Interface dataset entries:
------

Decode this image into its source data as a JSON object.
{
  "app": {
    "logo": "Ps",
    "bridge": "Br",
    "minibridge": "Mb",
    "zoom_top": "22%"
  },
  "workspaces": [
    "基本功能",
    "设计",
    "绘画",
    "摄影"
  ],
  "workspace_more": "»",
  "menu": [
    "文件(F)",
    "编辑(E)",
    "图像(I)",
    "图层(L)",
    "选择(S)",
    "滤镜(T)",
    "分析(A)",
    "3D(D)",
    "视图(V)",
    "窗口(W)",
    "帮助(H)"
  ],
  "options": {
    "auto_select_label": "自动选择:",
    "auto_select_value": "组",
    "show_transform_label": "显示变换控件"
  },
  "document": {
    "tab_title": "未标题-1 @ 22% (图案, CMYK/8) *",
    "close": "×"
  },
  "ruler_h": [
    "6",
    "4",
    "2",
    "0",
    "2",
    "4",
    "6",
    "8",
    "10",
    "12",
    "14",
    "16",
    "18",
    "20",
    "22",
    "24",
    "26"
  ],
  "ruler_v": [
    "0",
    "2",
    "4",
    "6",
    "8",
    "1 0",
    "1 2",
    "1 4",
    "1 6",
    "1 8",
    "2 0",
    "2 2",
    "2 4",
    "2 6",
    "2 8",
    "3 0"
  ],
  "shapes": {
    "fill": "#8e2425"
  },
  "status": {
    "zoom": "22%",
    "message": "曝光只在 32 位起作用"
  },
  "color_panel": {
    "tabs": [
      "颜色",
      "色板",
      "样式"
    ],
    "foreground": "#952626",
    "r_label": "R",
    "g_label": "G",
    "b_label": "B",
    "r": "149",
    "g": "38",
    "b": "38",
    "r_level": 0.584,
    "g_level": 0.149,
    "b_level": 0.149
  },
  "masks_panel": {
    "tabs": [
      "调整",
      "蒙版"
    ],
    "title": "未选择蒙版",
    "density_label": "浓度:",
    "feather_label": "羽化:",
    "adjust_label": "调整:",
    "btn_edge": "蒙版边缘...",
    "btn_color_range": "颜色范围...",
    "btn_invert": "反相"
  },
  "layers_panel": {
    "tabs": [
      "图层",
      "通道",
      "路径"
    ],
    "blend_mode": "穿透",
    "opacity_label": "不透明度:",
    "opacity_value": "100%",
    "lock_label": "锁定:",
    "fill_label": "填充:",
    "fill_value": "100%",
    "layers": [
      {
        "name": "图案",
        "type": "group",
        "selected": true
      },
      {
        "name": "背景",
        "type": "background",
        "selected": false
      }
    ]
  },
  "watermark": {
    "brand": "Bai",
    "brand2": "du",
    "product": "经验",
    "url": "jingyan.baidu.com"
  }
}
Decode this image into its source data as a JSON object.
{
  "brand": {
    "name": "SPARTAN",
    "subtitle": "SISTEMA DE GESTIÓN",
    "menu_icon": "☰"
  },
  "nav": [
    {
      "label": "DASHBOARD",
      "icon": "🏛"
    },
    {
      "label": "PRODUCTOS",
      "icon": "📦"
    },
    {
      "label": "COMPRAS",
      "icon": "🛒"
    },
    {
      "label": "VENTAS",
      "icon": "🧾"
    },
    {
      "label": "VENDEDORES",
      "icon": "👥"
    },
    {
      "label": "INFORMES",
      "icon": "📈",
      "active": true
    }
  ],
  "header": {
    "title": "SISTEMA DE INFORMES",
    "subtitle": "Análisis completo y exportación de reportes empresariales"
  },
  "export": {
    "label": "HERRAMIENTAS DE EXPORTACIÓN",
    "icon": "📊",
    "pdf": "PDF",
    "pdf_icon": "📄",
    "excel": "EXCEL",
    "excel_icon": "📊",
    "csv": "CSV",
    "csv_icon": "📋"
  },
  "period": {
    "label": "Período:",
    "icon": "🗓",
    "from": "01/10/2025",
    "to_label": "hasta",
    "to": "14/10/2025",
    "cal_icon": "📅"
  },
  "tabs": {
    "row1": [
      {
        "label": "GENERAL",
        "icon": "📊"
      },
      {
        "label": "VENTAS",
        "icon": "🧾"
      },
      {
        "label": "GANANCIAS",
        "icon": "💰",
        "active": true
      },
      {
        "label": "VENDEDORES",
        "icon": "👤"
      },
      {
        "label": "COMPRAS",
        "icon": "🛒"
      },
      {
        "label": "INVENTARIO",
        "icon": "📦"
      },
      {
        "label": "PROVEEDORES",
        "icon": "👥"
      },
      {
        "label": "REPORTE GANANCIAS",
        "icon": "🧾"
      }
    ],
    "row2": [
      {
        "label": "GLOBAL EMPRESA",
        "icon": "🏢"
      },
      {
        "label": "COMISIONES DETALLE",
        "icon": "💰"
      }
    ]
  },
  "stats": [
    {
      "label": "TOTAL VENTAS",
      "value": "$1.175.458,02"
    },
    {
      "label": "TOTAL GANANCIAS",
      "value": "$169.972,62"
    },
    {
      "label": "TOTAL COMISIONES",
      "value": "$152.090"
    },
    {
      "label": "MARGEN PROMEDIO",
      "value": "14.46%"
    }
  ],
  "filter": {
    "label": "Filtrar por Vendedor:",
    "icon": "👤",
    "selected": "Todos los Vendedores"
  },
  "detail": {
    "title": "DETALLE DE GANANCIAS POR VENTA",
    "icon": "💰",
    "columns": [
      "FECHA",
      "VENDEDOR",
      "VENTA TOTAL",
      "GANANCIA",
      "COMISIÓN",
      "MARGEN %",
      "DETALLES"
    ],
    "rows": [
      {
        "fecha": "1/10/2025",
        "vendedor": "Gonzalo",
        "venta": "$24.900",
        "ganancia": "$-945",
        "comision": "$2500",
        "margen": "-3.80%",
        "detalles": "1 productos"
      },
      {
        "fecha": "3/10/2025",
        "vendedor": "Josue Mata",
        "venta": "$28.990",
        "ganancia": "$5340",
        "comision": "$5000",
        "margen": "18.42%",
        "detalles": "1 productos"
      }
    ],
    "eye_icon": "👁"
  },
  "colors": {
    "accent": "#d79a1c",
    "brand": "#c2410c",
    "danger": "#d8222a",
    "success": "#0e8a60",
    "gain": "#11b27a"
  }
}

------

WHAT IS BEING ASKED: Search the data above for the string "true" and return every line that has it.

ANSWER BOX:
        "selected": true
      "active": true
        "active": true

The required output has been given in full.